:: THE TASK ::
Where the word "turn" appears in a line below, copy the whole line.

Records drawn from a dataset
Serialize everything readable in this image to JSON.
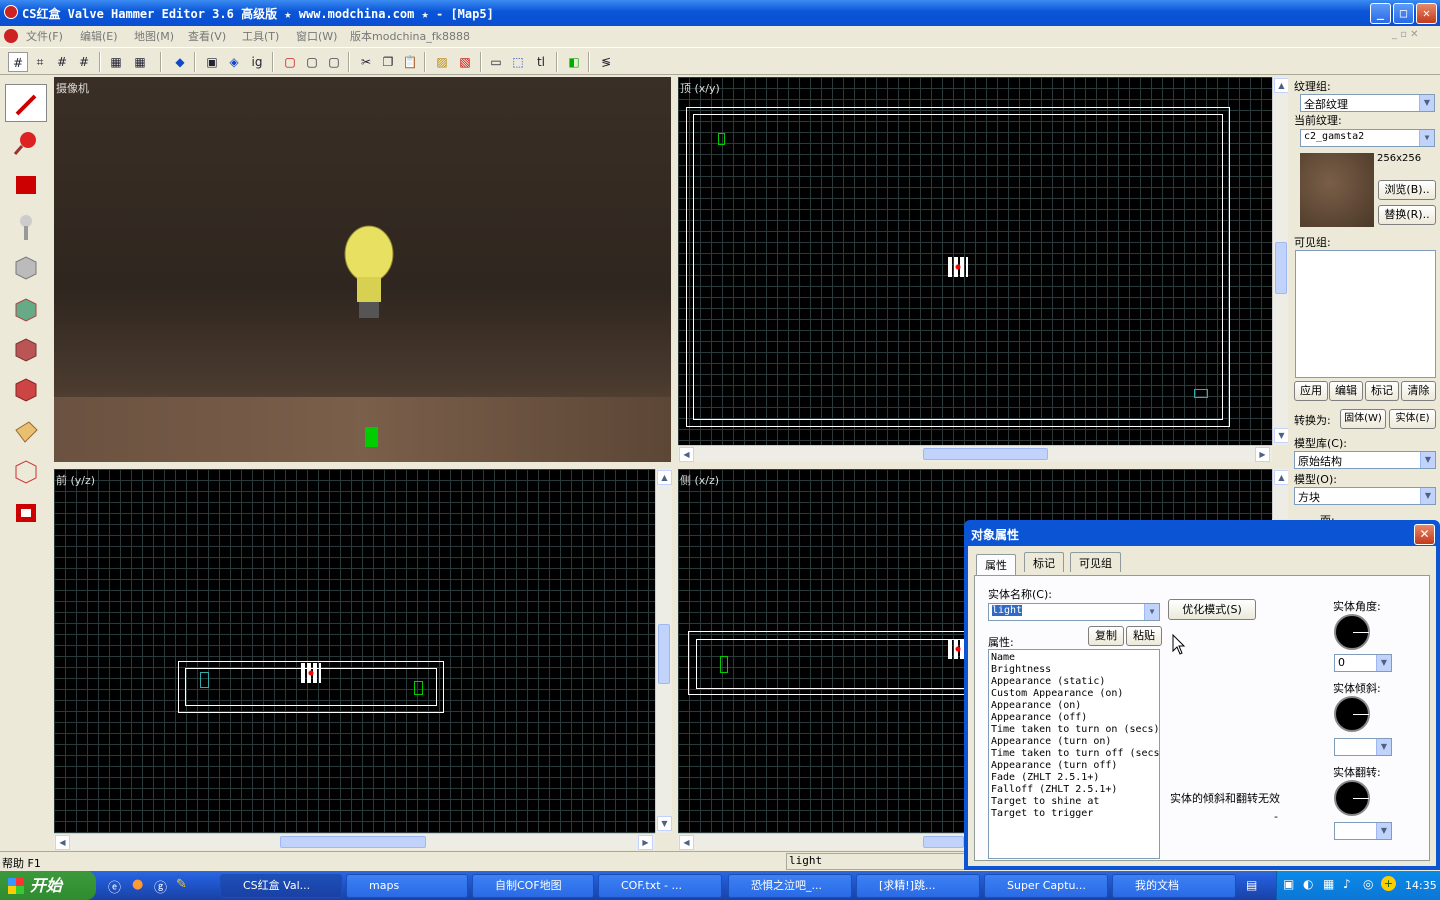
{
  "window": {
    "title": "CS红盒 Valve Hammer Editor 3.6 高级版 ★ www.modchina.com ★ - [Map5]",
    "min": "_",
    "max": "□",
    "close": "✕"
  },
  "menu": {
    "items": [
      "文件(F)",
      "编辑(E)",
      "地图(M)",
      "查看(V)",
      "工具(T)",
      "窗口(W)",
      "版本modchina_fk8888"
    ]
  },
  "viewports": {
    "camera": {
      "label": "摄像机"
    },
    "top": {
      "label": "顶 (x/y)"
    },
    "front": {
      "label": "前 (y/z)"
    },
    "side": {
      "label": "侧 (x/z)"
    }
  },
  "right_panel": {
    "texture_group_label": "纹理组:",
    "texture_group_value": "全部纹理",
    "current_texture_label": "当前纹理:",
    "current_texture_value": "c2_gamsta2",
    "texture_size": "256x256",
    "browse_button": "浏览(B)..",
    "replace_button": "替换(R)..",
    "visgroup_label": "可见组:",
    "apply_button": "应用",
    "edit_button": "编辑",
    "mark_button": "标记",
    "clear_button": "清除",
    "convert_label": "转换为:",
    "to_solid_button": "固体(W)",
    "to_entity_button": "实体(E)",
    "prefab_lib_label": "模型库(C):",
    "prefab_lib_value": "原始结构",
    "prefab_label": "模型(O):",
    "prefab_value": "方块",
    "faces_label": "面:"
  },
  "status": {
    "help": "帮助 F1",
    "selection": "light"
  },
  "dialog": {
    "title": "对象属性",
    "tabs": [
      "属性",
      "标记",
      "可见组"
    ],
    "classname_label": "实体名称(C):",
    "classname_value": "light",
    "smartedit_button": "优化模式(S)",
    "attributes_label": "属性:",
    "copy_button": "复制",
    "paste_button": "粘贴",
    "keyvalues": [
      "Name",
      "Brightness",
      "Appearance (static)",
      "Custom Appearance (on)",
      "Appearance (on)",
      "Appearance (off)",
      "Time taken to turn on (secs)",
      "Appearance (turn on)",
      "Time taken to turn off (secs",
      "Appearance (turn off)",
      "Fade (ZHLT 2.5.1+)",
      "Falloff (ZHLT 2.5.1+)",
      "Target to shine at",
      "Target to trigger"
    ],
    "angle_label": "实体角度:",
    "angle_value": "0",
    "pitch_label": "实体倾斜:",
    "roll_label": "实体翻转:",
    "note": "实体的倾斜和翻转无效",
    "dash": "-"
  },
  "taskbar": {
    "start": "开始",
    "tasks": [
      "CS红盒 Val...",
      "maps",
      "自制COF地图",
      "COF.txt - ...",
      "恐惧之泣吧_...",
      "[求精!]跳...",
      "Super Captu...",
      "我的文档"
    ],
    "clock": "14:35"
  },
  "colors": {
    "title_blue": "#0a55d8",
    "grid_line": "#2a3a3a",
    "selection_white": "#ffffff",
    "entity_green": "#00cc00"
  }
}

:: YOUR RESPONSE ::
      "Time taken to turn on (secs)",
      "Appearance (turn on)",
      "Time taken to turn off (secs",
      "Appearance (turn off)",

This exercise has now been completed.